Not much is known about the breeding habits of Aramus guarauna. First of all, the site for the nest varies, ranging from on the ground near water, in the marsh grass just above the water, or in shrubs or trees above or near water, up to 20 feet high or sometimes much higher. The nest is essentially a platform of reeds and grasses, lined with finer plant material. The nest usually contains 4 to 8 eggs, olive to buff, and blotched with brown and gray in color. Both sexes are known to incubate the eggs, but the incubation period is not exactly known. The young, covered with down, leave the nest within a day after hatching and follow one or both of the parents. Both parents take care of feeding the young. The development of the young and the age that they achieve flight are unknown. (Wakulla, 1999)
Aramus guarauna is mostly a solitary creature. In South America, it may move around somewhat with wet and dry seasons. It is a permanent resident in its limited United States range. Strays have very rarely wandered farther north. (Peterson, 1999) Aramus guarauna breeds year round with no particular mating season. Their breeding sites will be abandoned if their food supply runs low or if there is any human disturbance. (Cowley, 2000)
The diet of Aramus guarauna consists of freshwater snails (Apple Snails in Florida), mussels, seeds, small reptiles and frogs, insects, worms, and crayfish. (Jurica, 1999) The Limpkin forages by walking in shallow water, searching for snails visually, also by probing in mud and among vegetation. The tip of the bill usually curves slightly to the right, which may help in removing snails from their curved shell. Its bill also usually has a slight gap just behind the tips of the mandibles, which may help in carrying and manipulating snails. (Wakulla, 1999)
The only negative effect on human economy are the laws protecting the Limpkin, which can impede development of certain areas.
Although Aramus guarauna is not in danger worldwide, it was hunted to extinction in Florida during the early years of the 20th century.

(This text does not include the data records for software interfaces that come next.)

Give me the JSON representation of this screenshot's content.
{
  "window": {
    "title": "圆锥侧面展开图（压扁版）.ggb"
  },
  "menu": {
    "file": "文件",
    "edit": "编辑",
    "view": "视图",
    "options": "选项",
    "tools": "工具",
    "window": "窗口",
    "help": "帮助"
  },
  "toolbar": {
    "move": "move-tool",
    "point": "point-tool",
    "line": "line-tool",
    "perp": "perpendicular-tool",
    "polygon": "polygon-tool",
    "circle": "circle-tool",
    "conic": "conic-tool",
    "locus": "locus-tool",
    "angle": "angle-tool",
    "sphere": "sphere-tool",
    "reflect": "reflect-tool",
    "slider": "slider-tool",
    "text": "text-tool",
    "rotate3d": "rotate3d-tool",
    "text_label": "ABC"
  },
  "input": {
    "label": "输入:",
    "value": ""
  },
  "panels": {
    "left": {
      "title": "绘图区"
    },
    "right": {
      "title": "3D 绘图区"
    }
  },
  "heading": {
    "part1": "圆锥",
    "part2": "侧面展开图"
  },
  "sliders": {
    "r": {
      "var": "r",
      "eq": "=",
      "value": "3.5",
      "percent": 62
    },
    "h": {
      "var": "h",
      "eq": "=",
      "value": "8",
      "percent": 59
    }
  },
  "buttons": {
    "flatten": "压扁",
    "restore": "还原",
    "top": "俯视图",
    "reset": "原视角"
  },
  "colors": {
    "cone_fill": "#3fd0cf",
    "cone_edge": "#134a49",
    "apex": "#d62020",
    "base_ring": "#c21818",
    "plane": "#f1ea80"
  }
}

Legal protection, however, has helped Limpkin populations out of the danger zone. (Wakulla, 1999)
Aramus guarauna has no close relatives in the animal kingdom. It appears to be related to the Cranes and the Rails, but a part of neither family. Aramus guarauna is sometimes called the "Crying Bird" because of its distinctive call, a piercing, repeated wail, kree-ow, kra-ow, etc., especially at night and on cloudy days. (Peterson, 1999) Aramus guarauna gets the nickname "Limpkin" because of the way it walks, appearing to sometimes have a limp.
Justin Martino (author), Cocoa Beach High School, Penny Mcdonald (editor), Cocoa Beach High School.
the body of water between Africa, Europe, the southern ocean (above 60 degrees south latitude), and the western hemisphere. It is the second largest ocean in the world after the Pacific Ocean.
uses sound to communicate
having body symmetry such that the animal can be divided in one plane into two mirror-image halves. Animals with bilateral symmetry have dorsal and ventral sides, as well as anterior and posterior ends. Synapomorphy of the Bilateria.
uses smells or other chemicals to communicate
the nearshore aquatic habitats near a coast, or shoreline.
animals that use metabolically generated heat to regulate body temperature independently of ambient temperature. Endothermy is a synapomorphy of the Mammalia, although it may have arisen in a (now extinct) synapsid ancestor; the fossil record does not distinguish these possibilities. Convergent in birds.
offspring are produced in more than one group (litters, clutches, etc.) and across multiple seasons (or other periods hospitable to reproduction). Iteroparous animals must, by definition, survive over multiple seasons (or periodic condition changes).
having the capacity to move from one place to another.
the area in which the animal is naturally found, the region in which it is endemic.
reproduction in which eggs are released by the female; development of offspring occurs outside the mother's body.
reproduction that includes combining the genetic contribution of two individuals, a male and a female
uses touch to communicate
uses sight to communicate
Cowley, M. 2000. "NSiS Florida's Common Waterbirds - Limpkins" (On-line). Accessed February 16, 2000 at http://www.nsis.org/bird/sp/wb-limp.html.
O'Donnell, T. 2010. "Limpkin video" (On-line video). Accessed April 13, 2011 at http://www.youtube.com/watch?v=NfQL4zS-FJw.
Peterson Online, 1999. "Peterson IDs: Limpkin" (On-line). Accessed February 16, 2000 at http://www.petersononline.com/birds/month/limp/index.html.
Wakulla County, T. 1999. "Limpkin" (On-line). Accessed February 16, 2000 at http://www.wakullacounty.org/wakulla-11.htm.